After having played at different locations ASSA finally settled at the Vier Maartlaan (a stadium still existing, but completely closed when we were there - so we still have something scheduled in Ronse). During the 20s ASSA first reached second division, but after the restructuring of the competition in 1926 they fell back to the regional leagues again. In 1937 they came back to second division and encountered Club Ronse. Both teams had their biggest successes around that time.
But as of 1948 it started to go downhill. ASSA relegated to third and later on fourth division (even with Raymond Goethals as their goalie) and during the 60s it became a complete disaster.
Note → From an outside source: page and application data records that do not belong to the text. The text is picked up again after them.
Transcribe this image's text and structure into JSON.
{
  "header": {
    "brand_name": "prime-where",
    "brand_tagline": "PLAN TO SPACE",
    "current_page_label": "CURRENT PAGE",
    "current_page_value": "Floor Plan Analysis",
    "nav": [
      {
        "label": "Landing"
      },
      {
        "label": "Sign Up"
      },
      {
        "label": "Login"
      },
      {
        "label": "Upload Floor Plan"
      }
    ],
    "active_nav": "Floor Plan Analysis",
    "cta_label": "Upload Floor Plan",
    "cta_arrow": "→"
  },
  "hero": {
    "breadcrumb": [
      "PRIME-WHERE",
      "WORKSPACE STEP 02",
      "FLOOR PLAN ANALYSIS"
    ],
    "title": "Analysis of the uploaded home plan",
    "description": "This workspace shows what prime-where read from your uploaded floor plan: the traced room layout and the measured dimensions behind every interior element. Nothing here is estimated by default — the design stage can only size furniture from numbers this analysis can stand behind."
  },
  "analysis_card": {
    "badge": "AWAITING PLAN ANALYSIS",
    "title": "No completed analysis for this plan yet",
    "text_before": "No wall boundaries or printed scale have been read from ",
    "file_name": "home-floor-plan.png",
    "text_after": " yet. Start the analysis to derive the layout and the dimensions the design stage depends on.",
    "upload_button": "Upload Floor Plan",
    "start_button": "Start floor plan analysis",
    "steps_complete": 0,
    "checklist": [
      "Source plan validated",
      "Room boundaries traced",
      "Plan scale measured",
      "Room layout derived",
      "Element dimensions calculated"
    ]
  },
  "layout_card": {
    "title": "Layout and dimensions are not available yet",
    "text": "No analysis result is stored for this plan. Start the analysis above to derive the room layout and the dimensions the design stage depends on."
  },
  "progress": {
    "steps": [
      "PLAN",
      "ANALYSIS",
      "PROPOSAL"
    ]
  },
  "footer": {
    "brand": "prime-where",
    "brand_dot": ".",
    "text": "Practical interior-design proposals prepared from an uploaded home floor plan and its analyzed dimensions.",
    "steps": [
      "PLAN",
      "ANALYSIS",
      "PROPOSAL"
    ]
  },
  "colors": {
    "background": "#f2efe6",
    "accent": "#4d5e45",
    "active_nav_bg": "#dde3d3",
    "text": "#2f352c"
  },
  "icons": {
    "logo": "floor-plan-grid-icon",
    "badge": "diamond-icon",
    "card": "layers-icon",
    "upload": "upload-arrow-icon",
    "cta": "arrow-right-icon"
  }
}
By 1973 they even had to take a hit in the lowest regional league there is. Club Ronse fell back as well and in 1987 the logical decision was made to join forces again, after almost 80 years. The new team name became KSK Ronse and the matricule number of ASSA was kept. All of this happened under the supervision and support of Orphale Crucke, chairman of ASSA during the 80s.
To completely start over a new stadium was built, which was named after Orphale Crucke (end of the 80s - early 90s). The two other stadiums are still existing though. And it seemed that the merger was the start of the rise. KSK started off in the second highest regional league and in 1990 (with Francky Dury as coach) they won promotion to the top regional league. One year later they ended the table as runner up and promoted to national football again. In 2000 a next promotion followed and in 2001 they finally returned to second division after so many decades.
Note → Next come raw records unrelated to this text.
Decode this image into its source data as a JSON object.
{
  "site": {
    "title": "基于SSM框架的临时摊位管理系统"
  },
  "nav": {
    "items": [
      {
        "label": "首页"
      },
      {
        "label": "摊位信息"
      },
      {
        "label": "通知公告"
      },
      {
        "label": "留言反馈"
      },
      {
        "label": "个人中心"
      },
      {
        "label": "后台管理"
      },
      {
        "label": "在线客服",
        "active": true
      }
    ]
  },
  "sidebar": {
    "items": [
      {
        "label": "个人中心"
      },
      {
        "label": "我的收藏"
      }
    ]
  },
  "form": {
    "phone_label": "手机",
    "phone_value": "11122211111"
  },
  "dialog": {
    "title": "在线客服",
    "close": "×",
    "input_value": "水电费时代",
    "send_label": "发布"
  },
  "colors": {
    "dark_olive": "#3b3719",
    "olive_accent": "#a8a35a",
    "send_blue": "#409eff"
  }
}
Ever since KSK Ronse has been going up and down in national football (currently the second amateur division - tier 4 in national football) and it's for sure they are there to stay. Hopefully they will once go back to second division to relive their biggest successes again. Maybe they'll attract names like former Ronse players Daniel Camus, Tjörven De Brul, Alexandre Frutos and Raymond Goethals again.
Although the Orphale Cruckestadion is fairly new it already shows a certain amount of decay and soul/passion. We didn't expect much of their current stadium, but it really surprised us. Especially the terracing and standing area are eye catchers.